- Wash the fish in clean water.
- Gill and gut (fillet) the fish prior to freezing or cooking.
- Put internal organs in the rubbish – it is likely that the fish has swallowed algal toxins, so don’t feed the leftovers to animals.
- Do not eat whole fish harvested from algae-affected waters.
When algal blooms die and start to break down, they use up oxygen in the water, which creates an environment that can suffocate fish.
If you see fish that are dead, dying or swimming erratically, do not touch or eat them.
Precautions for consuming crustaceans contaminated with algal toxins
Crustaceans (such as crabs, prawns, yabbies and crayfish) may also concentrate toxins in their internal organs.
Exercise caution when consuming recreationally caught crustaceans, especially when water quality is poor.
Do not consume recreationally caught crustaceans where there is a harmful algal bloom.
Avoid shellfish poisoning
Do not eat any (such as pipis, mussels, oysters, clams, cockles and wedge shells) from algae-affected water. Shellfish are more likely to accumulate dangerous levels of algal toxins and other harmful substances from the water.
You can become ill with shellfish poisoning if you collect and eat shellfish affected by toxins from a harmful algal bloom. Shellfish poisoning can cause serious illness and potentially death.
Symptoms of shellfish poisoning can occur from minutes to hours after eating affected shellfish. These may include:
Cooking or freezing the shellfish does not destroy the toxins that cause shellfish poisoning.
There is always a risk of illness from eating wild shellfish harvested where water quality is poor.
Harmful algae and water supply
Private water supply
- Sealing your water tank.
- Ensuring the pipes or fittings do not receive sunlight.
- Keeping up to date with information on private drinking water supplies on the .
Do not use untreated algae-affected water for drinking, showering or washing.
Boiling algae-affected water does not remove toxins.
Watering your garden with algae-affected water
Avoid using algae-affected water on your lawn and garden beds. It may affect the growth of plants, and poses a risk to anything that might contact the wet surface. Spray irrigation can also produce very fine, airborne water droplets which can lead to toxins being inhaled.
If there is no other water source, minimise water spray on your garden by using drip irrigation, soaker hoses or a watering can and avoid directly watering the edible portion of any plants.
Harmful algae and motor neurone disease (MND)
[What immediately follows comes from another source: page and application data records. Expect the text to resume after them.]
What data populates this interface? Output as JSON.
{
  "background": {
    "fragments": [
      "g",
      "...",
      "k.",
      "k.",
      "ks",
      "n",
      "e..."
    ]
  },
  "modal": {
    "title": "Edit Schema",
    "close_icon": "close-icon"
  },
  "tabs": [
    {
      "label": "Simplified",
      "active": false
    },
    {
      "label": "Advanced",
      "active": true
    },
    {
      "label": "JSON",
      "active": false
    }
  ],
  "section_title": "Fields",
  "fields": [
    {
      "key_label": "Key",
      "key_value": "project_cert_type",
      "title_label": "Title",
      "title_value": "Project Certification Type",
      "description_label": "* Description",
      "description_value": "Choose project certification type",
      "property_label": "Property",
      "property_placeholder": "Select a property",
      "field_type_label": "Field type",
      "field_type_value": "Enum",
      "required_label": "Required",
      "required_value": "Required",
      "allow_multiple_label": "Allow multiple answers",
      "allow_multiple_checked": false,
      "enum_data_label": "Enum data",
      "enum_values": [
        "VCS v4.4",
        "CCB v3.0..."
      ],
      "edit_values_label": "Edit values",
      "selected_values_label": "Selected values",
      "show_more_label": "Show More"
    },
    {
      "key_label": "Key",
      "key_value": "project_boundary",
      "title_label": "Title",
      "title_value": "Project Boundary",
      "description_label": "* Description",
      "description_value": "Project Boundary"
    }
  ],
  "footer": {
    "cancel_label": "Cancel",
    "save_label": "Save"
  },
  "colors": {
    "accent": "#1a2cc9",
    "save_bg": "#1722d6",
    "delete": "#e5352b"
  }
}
There is no consistent evidence that exposure to harmful algae causes in humans. Likewise, there is no evidence that people living in the vicinity of algae-affected water are at increased risk of developing the disease.
Where to get help
- Department of Health, , Victorian Government
- Department of Environment, Land, Water and Planning (DELWP), , Victorian Government
- Environment Protection Authority Victoria (EPA), , Victorian Government
- , Victorian Government
- Centers for Disease Control and Prevention (CDC), , United States
- Department of Environment, Land, Water and Planning, , Victorian Government